After these few references to the Klan and its Klavern comes the 1932 announcement that the college has secured the auditorium to be used as a woman’s gymnasium. The Klan essentially disappeared from the local news.
This rapid disappearance of the Wilmington/Clinton County Klan corresponds very closely with the Klan’s nationwide demise. WWI and the very successful motion picture “Birth of a Nation” are universally identified as reasons for the emergence of the Klan.
Its decline is attributed to government investigation related to Klan violence and internal corruption. However, it seems clear that there is always an underlying openness in the U.S. for this kind of movement.
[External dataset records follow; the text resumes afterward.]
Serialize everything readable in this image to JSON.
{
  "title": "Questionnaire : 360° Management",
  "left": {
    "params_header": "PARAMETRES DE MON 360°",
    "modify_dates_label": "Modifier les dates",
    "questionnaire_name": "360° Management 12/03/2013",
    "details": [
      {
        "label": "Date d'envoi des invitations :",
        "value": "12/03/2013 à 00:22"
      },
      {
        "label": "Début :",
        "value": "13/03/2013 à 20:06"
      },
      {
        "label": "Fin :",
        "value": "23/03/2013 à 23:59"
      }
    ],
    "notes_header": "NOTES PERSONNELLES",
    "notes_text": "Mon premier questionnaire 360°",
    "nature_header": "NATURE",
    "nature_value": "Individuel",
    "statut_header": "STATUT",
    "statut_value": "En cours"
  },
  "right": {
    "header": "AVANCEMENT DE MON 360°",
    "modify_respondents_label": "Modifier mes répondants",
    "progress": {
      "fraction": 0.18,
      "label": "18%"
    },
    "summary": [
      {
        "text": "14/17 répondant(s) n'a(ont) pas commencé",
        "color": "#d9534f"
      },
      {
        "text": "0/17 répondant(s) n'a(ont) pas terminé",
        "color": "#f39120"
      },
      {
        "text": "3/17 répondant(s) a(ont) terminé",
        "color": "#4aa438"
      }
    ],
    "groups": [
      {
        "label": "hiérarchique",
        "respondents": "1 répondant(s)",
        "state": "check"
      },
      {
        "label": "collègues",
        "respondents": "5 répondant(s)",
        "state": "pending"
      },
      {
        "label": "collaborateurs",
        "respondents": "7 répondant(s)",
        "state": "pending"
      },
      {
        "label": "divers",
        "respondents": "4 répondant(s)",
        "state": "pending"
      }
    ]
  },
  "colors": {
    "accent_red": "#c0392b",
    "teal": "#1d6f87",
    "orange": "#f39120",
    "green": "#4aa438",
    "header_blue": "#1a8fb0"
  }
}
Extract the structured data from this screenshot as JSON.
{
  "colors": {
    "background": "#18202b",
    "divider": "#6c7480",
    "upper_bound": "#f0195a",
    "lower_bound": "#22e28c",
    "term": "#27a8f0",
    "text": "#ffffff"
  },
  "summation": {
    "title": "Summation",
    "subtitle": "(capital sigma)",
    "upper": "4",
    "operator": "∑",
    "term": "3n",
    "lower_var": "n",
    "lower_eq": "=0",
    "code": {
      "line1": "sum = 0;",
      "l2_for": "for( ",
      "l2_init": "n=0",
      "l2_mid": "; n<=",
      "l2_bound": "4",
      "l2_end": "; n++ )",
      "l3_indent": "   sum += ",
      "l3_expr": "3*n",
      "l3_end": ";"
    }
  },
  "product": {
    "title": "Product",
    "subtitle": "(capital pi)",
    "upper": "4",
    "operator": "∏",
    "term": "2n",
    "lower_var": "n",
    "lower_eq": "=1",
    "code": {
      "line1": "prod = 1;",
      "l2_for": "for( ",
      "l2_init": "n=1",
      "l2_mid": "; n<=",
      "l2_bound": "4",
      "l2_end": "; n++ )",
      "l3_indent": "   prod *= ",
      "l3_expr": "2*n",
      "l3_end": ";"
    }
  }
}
With reference to the manifestation of this most successful era of Klan activity, a student of this 1920s phenomena cautions his fellow historian’s analyses: “A problem with this more objective and dispassionate type of scholarship, however, is that it may fail to provide readers with a full appreciation of how inherently mean-spirited the Klan movement was and thus why it was so ardently opposed.
“Although Klansmen may have attempted to address legitimate problems and many were sincerely striving to create a better community for their families and fellow citizens, they also knew full well that they belonged to an organization that conspired, spied, lied, and deliberately provoked fear among innocent people. That Klansmen were largely rational and well-established citizens makes their decision to affiliate with the Invisible Empire all the more reprehensible.”
Neil Snarr is Professor Emeritus at Wilmington College.